Georgia’s first 18 years have been a roller coaster for all of the family. She continues to have difficulties, but she tries so hard and is very determined. One example of this is that Georgia decided to give up meat and ‘junk food’ for Lent. So for 6 weeks, she didn’t eat meat, crisps, biscuits, sweets, chocolates and many other things. She stuck to this 100%, even reading the label if she thought there was a chance of meat being in the ingredients.
Georgia’s final height is 5’ ¼”, which is fantastic. Without growth hormone, we suspect her final height could have been around 4’5”. She has really changed in the last 12 months and is much more mature and copes much better with day-to-day life.
Georgia continues to have a few medical difficulties. She has had ankle braces now for many years and this year started to wear knee braces to stop her knees giving way. In addition, she now needs to wear insoles again. These aids are due to hypermobility. A few years ago she had many falls, which resulted in many visits to A & E with many ankle sprains and one fracture. Thankfully, all of these orthotic aids appear to be helping. She still gets a lot of pain though, but this is usually controlled with paracetomol. Georgia is also still under an orthopaedic surgeon, due to kyphosis, scoliosis and lordosis (various curvatures of the spine).
Kyphosis is her main problem, but thankfully following her latest appointment, the curve has not progressed further. Hopefully this will not cause her any further problems. She is due another review in May 2016. She also has a follow up in August with the Cardiologist and we hope that this will be problem free.
To investigate Georgia’s growth hormone levels, she had an Insulin Tolerance Test a few months ago. Her IGF-1 levels have been low and she gets very tired and struggles to keep up, often falling asleep after school. The results of the ITT were that Georgia showed a peak GH of 5.7 mcg/l (possibly slightly borderline for childhood GHD but normal for adults (Normal Range >3)). Cortisol was normal. The outcome of this is no treatment at this stage but continued monitoring.
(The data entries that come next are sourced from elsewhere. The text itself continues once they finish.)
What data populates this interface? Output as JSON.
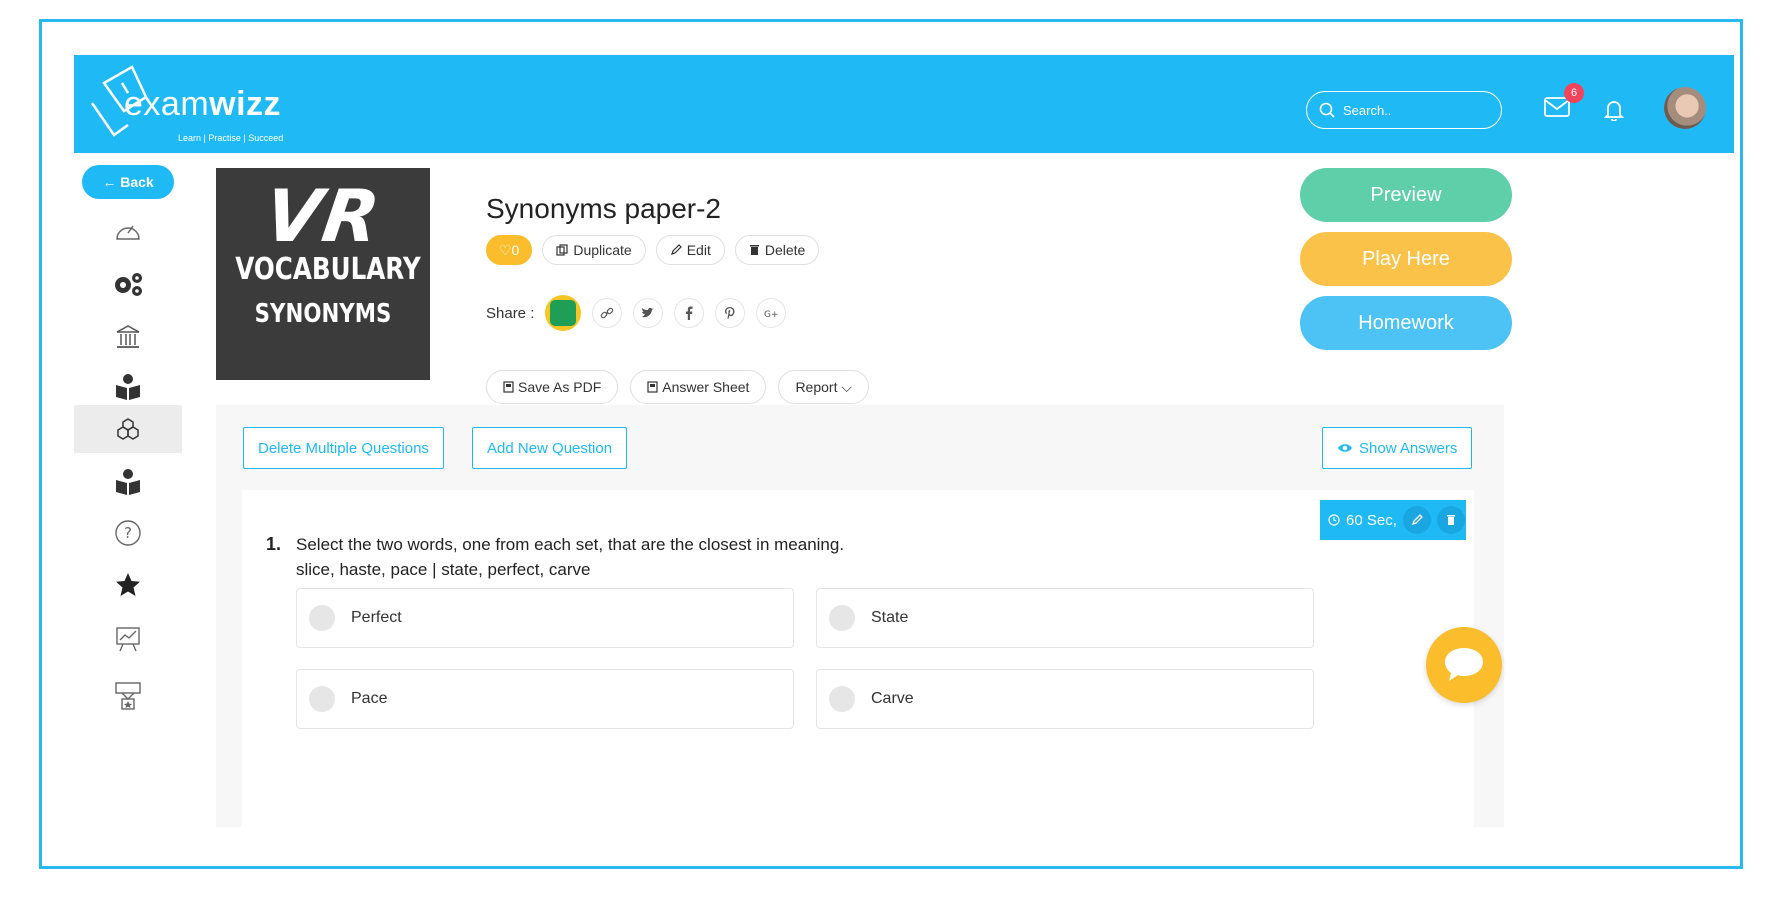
{
  "brand": {
    "name_light": "exam",
    "name_bold": "wizz",
    "tagline": "Learn | Practise | Succeed"
  },
  "header": {
    "search_placeholder": "Search..",
    "mail_count": "6"
  },
  "sidebar": {
    "back_label": "← Back",
    "items": [
      "dashboard-icon",
      "settings-icon",
      "institution-icon",
      "reader-icon",
      "cubes-icon",
      "reader-icon",
      "help-icon",
      "star-icon",
      "presentation-icon",
      "award-icon"
    ],
    "active_index": 4
  },
  "thumbnail": {
    "line1": "VR",
    "line2": "VOCABULARY",
    "line3": "SYNONYMS"
  },
  "paper": {
    "title": "Synonyms paper-2",
    "likes": "♡0",
    "duplicate": "Duplicate",
    "edit": "Edit",
    "delete": "Delete",
    "share_label": "Share :",
    "save_pdf": "Save As PDF",
    "answer_sheet": "Answer Sheet",
    "report": "Report ⌵"
  },
  "right_actions": {
    "preview": "Preview",
    "play": "Play Here",
    "homework": "Homework"
  },
  "colors": {
    "accent": "#1fbaf6",
    "preview": "#5ecfa9",
    "play": "#fbc24a",
    "homework": "#4cc3f4",
    "like": "#fbbd2c"
  },
  "questions_panel": {
    "delete_multiple": "Delete Multiple Questions",
    "add_new": "Add New Question",
    "show_answers": "Show Answers"
  },
  "question": {
    "number": "1.",
    "time": "60 Sec,",
    "text_line1": "Select the two words, one from each set, that are the closest in meaning.",
    "text_line2": "slice, haste, pace | state, perfect, carve",
    "options": [
      "Perfect",
      "State",
      "Pace",
      "Carve"
    ]
  }
}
I hope this update and history of Georgia gives some reassurance to some of you who have little ones. Georgia had such a poor start, but has astounded us throughout her 18 years.